North Korea dismisses South's talk of reform

Kim Jong-un with his wife, Ri Sol Ju, in Pyongyang. 25 July 2012
Image caption Kim Jong-un has adopted a warmer persona than his father, fuelling speculation about reform

North Korea has strongly denied reports from South Korea that it is planning policy changes that will lead to the reform and opening of the country.

A government body dismissed reports that the present leadership was breaking with the past as "ridiculous".

Some commentators have speculated that the recent removal of North Korea's top general pointed to a possible power struggle over economic reform.

Kim Jong-un succeeded his late father, Kim Jong-il, in December.

Mr Kim, believed to be in his late 20s, has since adopted a warm public persona, being photographed at fun fairs and pop concerts with his young wife.
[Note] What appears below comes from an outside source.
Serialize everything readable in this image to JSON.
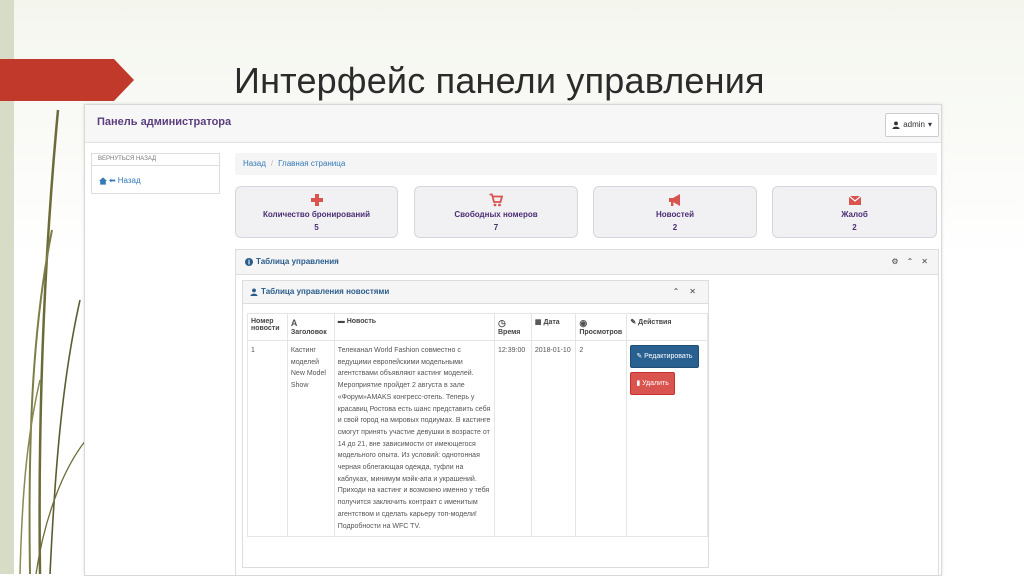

That - together with the recent removal of army chief General Ri Yong-ho - has fuelled hopes in the South that he could be planning to open up North Korea's closed state-run economy.
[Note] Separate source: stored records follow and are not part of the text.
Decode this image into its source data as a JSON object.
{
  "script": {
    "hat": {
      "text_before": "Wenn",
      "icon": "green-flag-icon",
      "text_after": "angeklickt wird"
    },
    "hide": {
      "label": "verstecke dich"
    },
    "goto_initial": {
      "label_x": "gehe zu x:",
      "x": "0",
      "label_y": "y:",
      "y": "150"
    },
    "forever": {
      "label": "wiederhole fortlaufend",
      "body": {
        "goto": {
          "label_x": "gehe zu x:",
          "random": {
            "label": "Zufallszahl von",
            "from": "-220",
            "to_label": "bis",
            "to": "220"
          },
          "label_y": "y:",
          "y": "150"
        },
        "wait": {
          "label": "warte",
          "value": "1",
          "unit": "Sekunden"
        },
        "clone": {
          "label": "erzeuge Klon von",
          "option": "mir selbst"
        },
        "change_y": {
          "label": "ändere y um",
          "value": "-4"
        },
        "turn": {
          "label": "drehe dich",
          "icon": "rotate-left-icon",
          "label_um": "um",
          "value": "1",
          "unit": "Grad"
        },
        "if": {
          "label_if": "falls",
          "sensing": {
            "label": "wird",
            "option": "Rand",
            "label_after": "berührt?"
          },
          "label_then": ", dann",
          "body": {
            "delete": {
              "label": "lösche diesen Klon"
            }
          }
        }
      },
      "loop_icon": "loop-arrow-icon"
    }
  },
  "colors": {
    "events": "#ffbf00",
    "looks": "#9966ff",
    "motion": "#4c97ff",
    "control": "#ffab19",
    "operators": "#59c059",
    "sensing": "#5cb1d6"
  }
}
However, a spokesman for North Korea's Committee for the Peaceful Reunification of Korea, which deals with cross-border affairs, dismissed the speculation in an interview with state-run KCNA news agency on Sunday.

He said that Kim Jong-un would pursue the "military first" policy brought in by his father and would build a "civilised and comfortable life for the people under socialism".

'Silly dream'

"The puppet group (South Korea)... tried to give (the) impression that the present leadership of the DPRK (North Korea) broke with the past. This is the height of ignorance," the spokesman said.

"To expect policy change and reform and opening from the DPRK is nothing but a foolish and silly dream, just like wanting the sun to rise in the west."

He accused Seoul of trying to impose capitalism on Pyongyang by "trumpeting reform and opening", adding: "There cannot be any slightest change in all policies."

BBC Asia analyst Charles Scanlon says the statement probably shouldn't be taken at face value.

Any reference to reform has always been anathema for North Korean officials, he says, and it is a word they associate with victory for their capitalist enemies in the South.

There is also substantial external pressure for change, not least from China, which appears close to Kim Jong-un and his inner circle and which has pressed for reform in North Korea for more than a decade, our correspondent adds.

Mr Kim and those around him are being keenly watched for the direction in which they will take the communist state.